▶ Material shown

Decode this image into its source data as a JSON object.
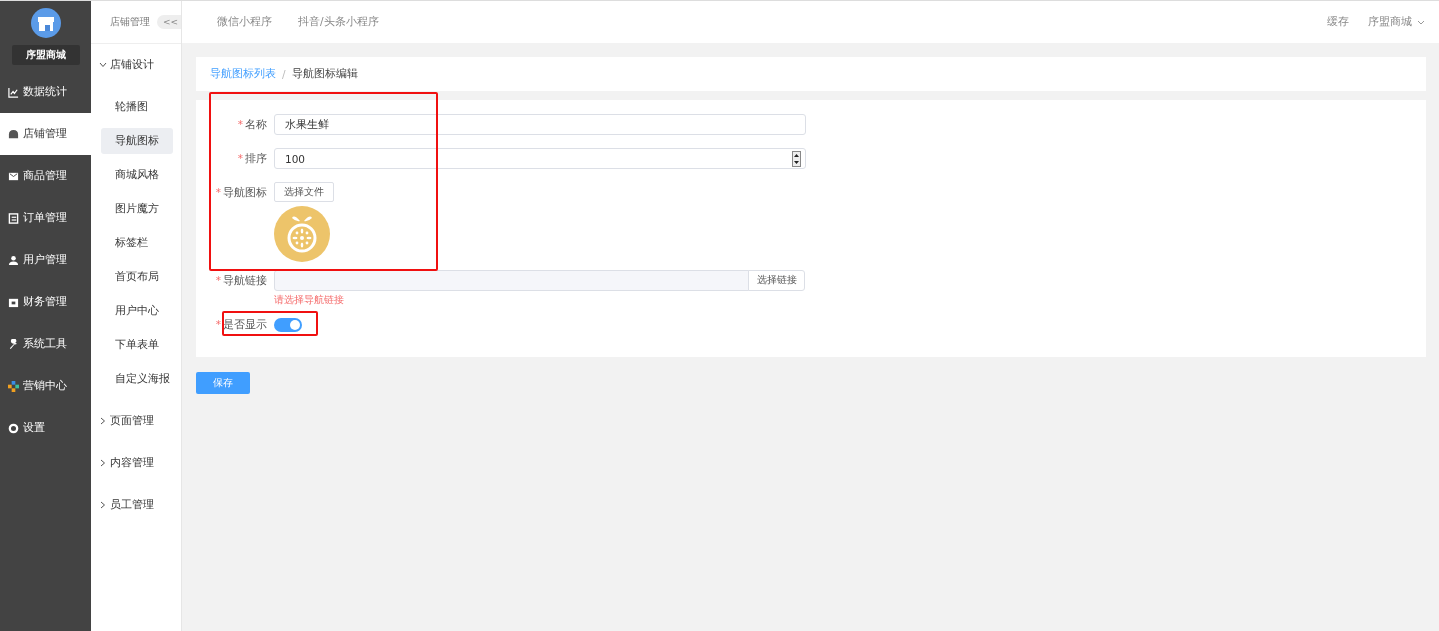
{
  "brand": {
    "name": "序盟商城"
  },
  "main_menu": [
    {
      "label": "数据统计",
      "selected": false
    },
    {
      "label": "店铺管理",
      "selected": true
    },
    {
      "label": "商品管理",
      "selected": false
    },
    {
      "label": "订单管理",
      "selected": false
    },
    {
      "label": "用户管理",
      "selected": false
    },
    {
      "label": "财务管理",
      "selected": false
    },
    {
      "label": "系统工具",
      "selected": false
    },
    {
      "label": "营销中心",
      "selected": false
    },
    {
      "label": "设置",
      "selected": false
    }
  ],
  "sub_menu": {
    "title": "店铺管理",
    "collapse": "<<",
    "groups": [
      {
        "label": "店铺设计",
        "expanded": true,
        "children": [
          {
            "label": "轮播图",
            "selected": false
          },
          {
            "label": "导航图标",
            "selected": true
          },
          {
            "label": "商城风格",
            "selected": false
          },
          {
            "label": "图片魔方",
            "selected": false
          },
          {
            "label": "标签栏",
            "selected": false
          },
          {
            "label": "首页布局",
            "selected": false
          },
          {
            "label": "用户中心",
            "selected": false
          },
          {
            "label": "下单表单",
            "selected": false
          },
          {
            "label": "自定义海报",
            "selected": false
          }
        ]
      },
      {
        "label": "页面管理",
        "expanded": false
      },
      {
        "label": "内容管理",
        "expanded": false
      },
      {
        "label": "员工管理",
        "expanded": false
      }
    ]
  },
  "top_tabs": [
    "微信小程序",
    "抖音/头条小程序"
  ],
  "top_right": {
    "cache": "缓存",
    "store": "序盟商城"
  },
  "breadcrumb": [
    {
      "label": "导航图标列表",
      "link": true
    },
    {
      "label": "导航图标编辑",
      "link": false
    }
  ],
  "separator": "/",
  "form": [
    {
      "kind": "text",
      "required_mark": "*",
      "label": "名称",
      "value": "水果生鲜"
    },
    {
      "kind": "number",
      "required_mark": "*",
      "label": "排序",
      "value": "100"
    },
    {
      "kind": "upload",
      "required_mark": "*",
      "label": "导航图标",
      "button": "选择文件"
    },
    {
      "kind": "link",
      "required_mark": "*",
      "label": "导航链接",
      "button": "选择链接",
      "error": "请选择导航链接"
    },
    {
      "kind": "switch",
      "required_mark": "*",
      "label": "是否显示",
      "on": true
    }
  ],
  "save_button": "保存"
}
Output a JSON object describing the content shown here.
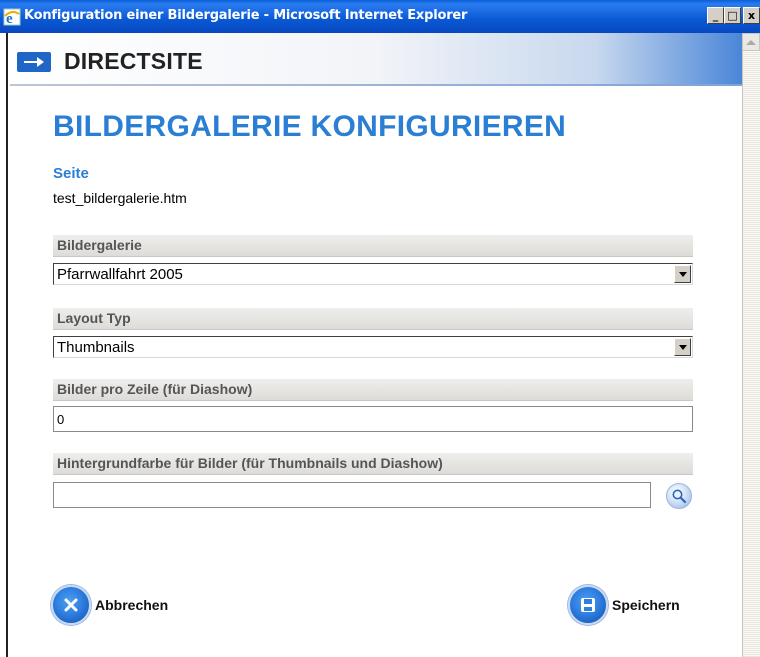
{
  "window": {
    "title": "Konfiguration einer Bildergalerie - Microsoft Internet Explorer",
    "minimize_label": "_",
    "maximize_label": "□",
    "close_label": "x"
  },
  "header": {
    "brand": "DIRECTSITE"
  },
  "main": {
    "title": "BILDERGALERIE KONFIGURIEREN",
    "page_section": {
      "label": "Seite",
      "value": "test_bildergalerie.htm"
    },
    "fields": {
      "gallery": {
        "label": "Bildergalerie",
        "selected": "Pfarrwallfahrt 2005"
      },
      "layout_type": {
        "label": "Layout Typ",
        "selected": "Thumbnails"
      },
      "images_per_row": {
        "label": "Bilder pro Zeile (für Diashow)",
        "value": "0"
      },
      "background_color": {
        "label": "Hintergrundfarbe für Bilder (für Thumbnails und Diashow)",
        "value": ""
      }
    }
  },
  "actions": {
    "cancel_label": "Abbrechen",
    "save_label": "Speichern"
  },
  "colors": {
    "accent": "#2a7fd4",
    "titlebar": "#0a58d4"
  }
}
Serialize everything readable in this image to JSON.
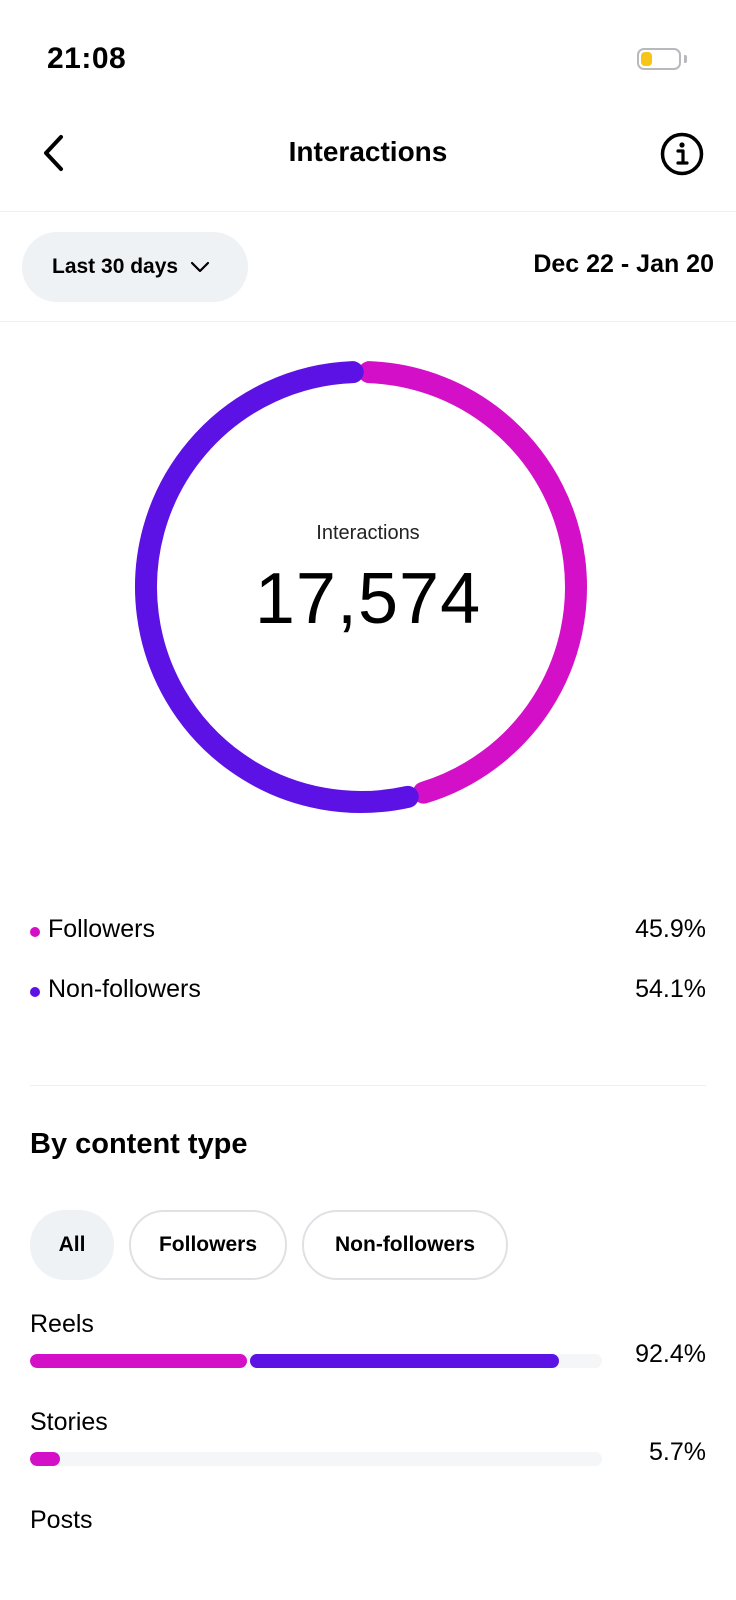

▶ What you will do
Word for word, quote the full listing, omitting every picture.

▶ Solved problem
Decode this image into its source data as a JSON object.
{
  "brand": {
    "name": "序盟商城"
  },
  "main_menu": [
    {
      "label": "数据统计",
      "selected": false
    },
    {
      "label": "店铺管理",
      "selected": true
    },
    {
      "label": "商品管理",
      "selected": false
    },
    {
      "label": "订单管理",
      "selected": false
    },
    {
      "label": "用户管理",
      "selected": false
    },
    {
      "label": "财务管理",
      "selected": false
    },
    {
      "label": "系统工具",
      "selected": false
    },
    {
      "label": "营销中心",
      "selected": false
    },
    {
      "label": "设置",
      "selected": false
    }
  ],
  "sub_menu": {
    "title": "店铺管理",
    "collapse": "<<",
    "groups": [
      {
        "label": "店铺设计",
        "expanded": true,
        "children": [
          {
            "label": "轮播图",
            "selected": false
          },
          {
            "label": "导航图标",
            "selected": true
          },
          {
            "label": "商城风格",
            "selected": false
          },
          {
            "label": "图片魔方",
            "selected": false
          },
          {
            "label": "标签栏",
            "selected": false
          },
          {
            "label": "首页布局",
            "selected": false
          },
          {
            "label": "用户中心",
            "selected": false
          },
          {
            "label": "下单表单",
            "selected": false
          },
          {
            "label": "自定义海报",
            "selected": false
          }
        ]
      },
      {
        "label": "页面管理",
        "expanded": false
      },
      {
        "label": "内容管理",
        "expanded": false
      },
      {
        "label": "员工管理",
        "expanded": false
      }
    ]
  },
  "top_tabs": [
    "微信小程序",
    "抖音/头条小程序"
  ],
  "top_right": {
    "cache": "缓存",
    "store": "序盟商城"
  },
  "breadcrumb": [
    {
      "label": "导航图标列表",
      "link": true
    },
    {
      "label": "导航图标编辑",
      "link": false
    }
  ],
  "separator": "/",
  "form": [
    {
      "kind": "text",
      "required_mark": "*",
      "label": "名称",
      "value": "水果生鲜"
    },
    {
      "kind": "number",
      "required_mark": "*",
      "label": "排序",
      "value": "100"
    },
    {
      "kind": "upload",
      "required_mark": "*",
      "label": "导航图标",
      "button": "选择文件"
    },
    {
      "kind": "link",
      "required_mark": "*",
      "label": "导航链接",
      "button": "选择链接",
      "error": "请选择导航链接"
    },
    {
      "kind": "switch",
      "required_mark": "*",
      "label": "是否显示",
      "on": true
    }
  ],
  "save_button": "保存"
}
Output a JSON object describing the content shown here.
{
  "window": {
    "title": "Konfiguration einer Bildergalerie - Microsoft Internet Explorer",
    "minimize_label": "_",
    "maximize_label": "□",
    "close_label": "x"
  },
  "header": {
    "brand": "DIRECTSITE"
  },
  "main": {
    "title": "BILDERGALERIE KONFIGURIEREN",
    "page_section": {
      "label": "Seite",
      "value": "test_bildergalerie.htm"
    },
    "fields": {
      "gallery": {
        "label": "Bildergalerie",
        "selected": "Pfarrwallfahrt 2005"
      },
      "layout_type": {
        "label": "Layout Typ",
        "selected": "Thumbnails"
      },
      "images_per_row": {
        "label": "Bilder pro Zeile (für Diashow)",
        "value": "0"
      },
      "background_color": {
        "label": "Hintergrundfarbe für Bilder (für Thumbnails und Diashow)",
        "value": ""
      }
    }
  },
  "actions": {
    "cancel_label": "Abbrechen",
    "save_label": "Speichern"
  },
  "colors": {
    "accent": "#2a7fd4",
    "titlebar": "#0a58d4"
  }
}
Serialize everything readable in this image to JSON.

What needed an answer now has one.